Solution: Simplify the DSL or use a straightforward approach like data classes for configurations.

data class DatabaseConfig(val username: String, val password: String)
data class NetworkConfig(val timeout: Int)

val dbConfig = DatabaseConfig(username = "user", password = "pass")
val netConfig = NetworkConfig(timeout = 30)

Explanation: This approach makes the configuration clear, concise, and maintainable, avoiding the complexity of a deep DSL.

F) Misusing Delegation and Properties

Bad Practice: Incorrect use of by lazy for a property that needs to be recalculated.

val userProfile: Profile by lazy { fetchProfile() }
fun updateProfile() { /* userProfile should be recalculated */ }

Pitfall: The userProfile remains the same even after updateProfile is called, leading to outdated data being used.

Solution: Implement a custom getter or a different state management strategy.

private var _userProfile: Profile? = null
val userProfile: Profile
get() = _userProfile ?: fetchProfile().also { _userProfile = it }
fun updateProfile() { _userProfile = null /* Invalidate the cache */ }

Explanation: This approach allows userProfile to be recalculated when needed, ensuring that the data remains up-to-date.

G) Inefficient Use of Inline Functions and Reified Type Parameters

Bad Practice: Indiscriminate use of inline for a large function.

inline fun <reified T> processLargeData(data: List<Any>, noinline transform: (T) -> Unit) {

Pitfall: Inlining a large function can lead to increased bytecode size and can impact performance.

Solution: Use inline selectively, especially for small, performance-critical functions.

inline fun <reified T> filterByType(data: List<Any>, noinline action: (T) -> Unit) {

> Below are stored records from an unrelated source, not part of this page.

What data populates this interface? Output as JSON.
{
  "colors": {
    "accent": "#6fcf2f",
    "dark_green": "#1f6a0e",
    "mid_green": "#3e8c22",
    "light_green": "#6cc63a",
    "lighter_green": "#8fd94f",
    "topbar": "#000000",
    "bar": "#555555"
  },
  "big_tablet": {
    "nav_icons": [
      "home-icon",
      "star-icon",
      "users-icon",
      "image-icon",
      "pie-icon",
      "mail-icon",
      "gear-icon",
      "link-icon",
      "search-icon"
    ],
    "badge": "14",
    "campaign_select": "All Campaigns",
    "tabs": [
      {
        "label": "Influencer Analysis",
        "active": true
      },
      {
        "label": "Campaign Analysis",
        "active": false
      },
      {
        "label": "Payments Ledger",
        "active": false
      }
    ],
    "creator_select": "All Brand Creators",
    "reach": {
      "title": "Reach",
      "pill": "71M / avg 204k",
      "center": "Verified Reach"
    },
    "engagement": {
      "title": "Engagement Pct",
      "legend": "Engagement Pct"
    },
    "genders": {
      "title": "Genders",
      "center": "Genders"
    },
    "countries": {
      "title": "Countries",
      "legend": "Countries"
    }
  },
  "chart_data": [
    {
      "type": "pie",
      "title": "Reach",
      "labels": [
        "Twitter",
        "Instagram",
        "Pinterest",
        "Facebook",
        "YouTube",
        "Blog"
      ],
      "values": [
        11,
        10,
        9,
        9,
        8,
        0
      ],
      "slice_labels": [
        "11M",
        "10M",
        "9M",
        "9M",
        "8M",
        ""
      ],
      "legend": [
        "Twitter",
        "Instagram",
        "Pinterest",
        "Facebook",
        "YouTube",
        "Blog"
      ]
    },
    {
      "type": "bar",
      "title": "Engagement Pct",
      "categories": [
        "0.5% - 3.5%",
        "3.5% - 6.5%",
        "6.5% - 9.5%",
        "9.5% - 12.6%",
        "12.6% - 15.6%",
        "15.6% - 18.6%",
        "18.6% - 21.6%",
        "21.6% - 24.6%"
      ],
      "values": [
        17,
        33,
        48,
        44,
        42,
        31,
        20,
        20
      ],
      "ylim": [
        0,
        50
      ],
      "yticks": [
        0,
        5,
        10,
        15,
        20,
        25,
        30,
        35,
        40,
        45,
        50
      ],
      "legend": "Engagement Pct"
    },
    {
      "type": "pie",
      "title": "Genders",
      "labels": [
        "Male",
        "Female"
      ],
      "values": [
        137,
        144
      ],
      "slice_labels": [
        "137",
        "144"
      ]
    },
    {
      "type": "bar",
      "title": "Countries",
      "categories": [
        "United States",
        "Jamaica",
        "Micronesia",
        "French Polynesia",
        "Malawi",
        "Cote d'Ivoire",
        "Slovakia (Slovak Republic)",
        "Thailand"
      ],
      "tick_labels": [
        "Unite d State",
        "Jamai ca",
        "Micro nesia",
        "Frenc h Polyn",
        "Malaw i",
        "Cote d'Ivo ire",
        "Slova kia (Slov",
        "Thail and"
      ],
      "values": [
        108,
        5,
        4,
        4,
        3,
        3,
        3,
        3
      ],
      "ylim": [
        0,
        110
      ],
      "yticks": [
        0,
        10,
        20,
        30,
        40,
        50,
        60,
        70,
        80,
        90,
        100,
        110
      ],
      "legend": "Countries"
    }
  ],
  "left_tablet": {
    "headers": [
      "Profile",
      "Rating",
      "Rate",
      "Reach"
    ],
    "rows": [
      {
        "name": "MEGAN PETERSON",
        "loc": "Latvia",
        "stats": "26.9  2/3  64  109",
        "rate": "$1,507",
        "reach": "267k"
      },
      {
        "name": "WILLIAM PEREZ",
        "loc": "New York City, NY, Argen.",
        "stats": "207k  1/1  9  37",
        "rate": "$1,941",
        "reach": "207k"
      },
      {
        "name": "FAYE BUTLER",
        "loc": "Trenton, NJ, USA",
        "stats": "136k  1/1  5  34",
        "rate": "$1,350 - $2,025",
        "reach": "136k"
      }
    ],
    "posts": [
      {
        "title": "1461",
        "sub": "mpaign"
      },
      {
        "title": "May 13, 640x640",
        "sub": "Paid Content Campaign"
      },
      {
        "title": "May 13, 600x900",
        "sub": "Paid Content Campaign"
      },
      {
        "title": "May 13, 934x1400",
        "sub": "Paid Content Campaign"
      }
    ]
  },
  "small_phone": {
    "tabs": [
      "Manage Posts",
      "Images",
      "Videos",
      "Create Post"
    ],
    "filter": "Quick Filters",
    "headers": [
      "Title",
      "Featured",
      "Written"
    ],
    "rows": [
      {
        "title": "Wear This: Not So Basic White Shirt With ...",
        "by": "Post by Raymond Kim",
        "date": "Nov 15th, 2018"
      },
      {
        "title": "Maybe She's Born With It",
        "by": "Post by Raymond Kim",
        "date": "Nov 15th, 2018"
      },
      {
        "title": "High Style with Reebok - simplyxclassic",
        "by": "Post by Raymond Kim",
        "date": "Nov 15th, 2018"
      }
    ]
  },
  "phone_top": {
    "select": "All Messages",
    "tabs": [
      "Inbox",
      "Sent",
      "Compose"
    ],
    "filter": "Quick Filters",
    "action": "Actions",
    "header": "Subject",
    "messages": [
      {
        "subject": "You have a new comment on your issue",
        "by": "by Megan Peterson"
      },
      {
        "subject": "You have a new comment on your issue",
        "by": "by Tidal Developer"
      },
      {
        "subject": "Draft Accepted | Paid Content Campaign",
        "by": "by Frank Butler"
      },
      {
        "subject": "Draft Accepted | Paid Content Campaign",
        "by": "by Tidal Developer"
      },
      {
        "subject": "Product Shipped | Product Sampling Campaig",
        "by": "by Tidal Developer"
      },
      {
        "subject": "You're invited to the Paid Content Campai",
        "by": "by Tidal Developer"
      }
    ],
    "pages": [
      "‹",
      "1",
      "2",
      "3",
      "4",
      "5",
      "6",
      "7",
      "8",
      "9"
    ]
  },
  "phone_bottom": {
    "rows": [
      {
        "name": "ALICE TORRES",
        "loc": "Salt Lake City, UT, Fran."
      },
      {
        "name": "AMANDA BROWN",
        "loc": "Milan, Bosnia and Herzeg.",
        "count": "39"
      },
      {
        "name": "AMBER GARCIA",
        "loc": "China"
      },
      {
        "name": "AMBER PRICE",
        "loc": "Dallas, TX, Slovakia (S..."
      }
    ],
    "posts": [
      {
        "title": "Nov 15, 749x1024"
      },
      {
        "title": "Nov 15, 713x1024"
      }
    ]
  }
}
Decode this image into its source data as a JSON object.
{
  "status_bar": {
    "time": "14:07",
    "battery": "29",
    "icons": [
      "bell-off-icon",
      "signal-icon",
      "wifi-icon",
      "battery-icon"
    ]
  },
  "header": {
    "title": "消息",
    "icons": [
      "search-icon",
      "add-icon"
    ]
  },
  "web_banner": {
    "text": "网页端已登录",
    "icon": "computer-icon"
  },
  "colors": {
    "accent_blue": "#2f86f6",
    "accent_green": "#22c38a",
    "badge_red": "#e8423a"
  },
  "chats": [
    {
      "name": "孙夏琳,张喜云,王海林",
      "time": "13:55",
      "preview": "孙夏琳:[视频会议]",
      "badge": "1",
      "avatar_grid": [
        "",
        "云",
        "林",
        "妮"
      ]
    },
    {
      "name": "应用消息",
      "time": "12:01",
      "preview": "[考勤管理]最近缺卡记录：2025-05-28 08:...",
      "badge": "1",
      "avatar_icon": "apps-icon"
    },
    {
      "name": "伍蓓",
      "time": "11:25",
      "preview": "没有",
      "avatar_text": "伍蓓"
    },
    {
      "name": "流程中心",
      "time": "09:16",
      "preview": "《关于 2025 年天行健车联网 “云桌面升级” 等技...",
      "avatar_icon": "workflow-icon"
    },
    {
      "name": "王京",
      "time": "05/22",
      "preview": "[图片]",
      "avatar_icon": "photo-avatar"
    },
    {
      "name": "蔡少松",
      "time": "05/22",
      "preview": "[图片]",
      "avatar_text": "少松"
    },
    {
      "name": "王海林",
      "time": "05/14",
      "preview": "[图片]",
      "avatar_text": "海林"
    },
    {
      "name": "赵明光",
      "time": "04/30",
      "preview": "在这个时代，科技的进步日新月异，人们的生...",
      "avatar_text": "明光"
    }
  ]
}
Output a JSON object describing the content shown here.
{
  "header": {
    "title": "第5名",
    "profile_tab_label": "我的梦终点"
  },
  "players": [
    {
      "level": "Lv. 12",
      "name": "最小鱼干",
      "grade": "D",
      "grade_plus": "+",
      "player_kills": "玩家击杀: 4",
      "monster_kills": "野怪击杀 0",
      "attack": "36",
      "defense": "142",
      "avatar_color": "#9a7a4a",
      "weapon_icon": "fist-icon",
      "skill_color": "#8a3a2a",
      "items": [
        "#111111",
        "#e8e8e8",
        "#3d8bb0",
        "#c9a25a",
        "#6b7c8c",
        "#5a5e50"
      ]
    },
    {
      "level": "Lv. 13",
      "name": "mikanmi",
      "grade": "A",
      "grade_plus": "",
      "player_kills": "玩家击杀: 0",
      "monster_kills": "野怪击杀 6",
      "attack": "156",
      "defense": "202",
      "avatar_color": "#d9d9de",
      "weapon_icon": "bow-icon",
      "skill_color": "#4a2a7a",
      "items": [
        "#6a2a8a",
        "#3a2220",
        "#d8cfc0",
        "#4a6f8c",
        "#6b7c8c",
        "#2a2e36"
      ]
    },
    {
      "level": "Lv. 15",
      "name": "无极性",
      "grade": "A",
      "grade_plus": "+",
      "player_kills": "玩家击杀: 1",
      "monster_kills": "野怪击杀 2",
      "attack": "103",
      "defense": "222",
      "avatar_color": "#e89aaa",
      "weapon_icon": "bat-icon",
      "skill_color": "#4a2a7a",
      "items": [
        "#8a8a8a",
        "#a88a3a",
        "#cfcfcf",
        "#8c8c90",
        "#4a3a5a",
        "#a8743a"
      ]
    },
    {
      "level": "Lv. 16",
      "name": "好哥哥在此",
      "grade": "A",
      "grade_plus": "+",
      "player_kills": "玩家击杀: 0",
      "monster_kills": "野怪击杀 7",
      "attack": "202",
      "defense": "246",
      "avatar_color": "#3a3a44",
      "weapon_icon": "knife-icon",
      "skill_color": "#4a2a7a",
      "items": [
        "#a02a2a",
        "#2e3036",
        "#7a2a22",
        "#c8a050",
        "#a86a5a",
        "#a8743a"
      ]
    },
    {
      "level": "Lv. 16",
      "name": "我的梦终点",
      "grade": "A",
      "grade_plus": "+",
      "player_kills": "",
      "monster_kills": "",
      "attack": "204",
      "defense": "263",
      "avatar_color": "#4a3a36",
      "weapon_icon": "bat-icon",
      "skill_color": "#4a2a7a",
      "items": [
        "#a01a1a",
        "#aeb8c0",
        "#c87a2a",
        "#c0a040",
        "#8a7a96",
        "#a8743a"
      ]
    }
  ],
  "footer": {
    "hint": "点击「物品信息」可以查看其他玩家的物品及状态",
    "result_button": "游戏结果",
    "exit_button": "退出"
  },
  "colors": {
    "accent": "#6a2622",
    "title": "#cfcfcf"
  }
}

Explanation: Restricting inline to smaller functions or critical sections of code prevents code bloat and maintains performance.

H) Overusing Reflection

Photo by Marc-Olivier Jodoin on Unsplash

Bad Practice: Excessive use of Kotlin reflection, impacting performance.

val properties = MyClass::class.memberProperties // Frequent use of reflection

Pitfall: Frequent use of reflection can significantly degrade performance, especially in critical paths of an application.

Solution: Minimize reflection use, leverage Kotlin’s powerful language features.

// Use data class, sealed class, or enum when possible
val properties = myDataClass.toMap() // Convert to map without reflection

Explanation: Avoiding reflection and using Kotlin’s built-in features like data classes for introspection tasks enhances performance and readability.

Source link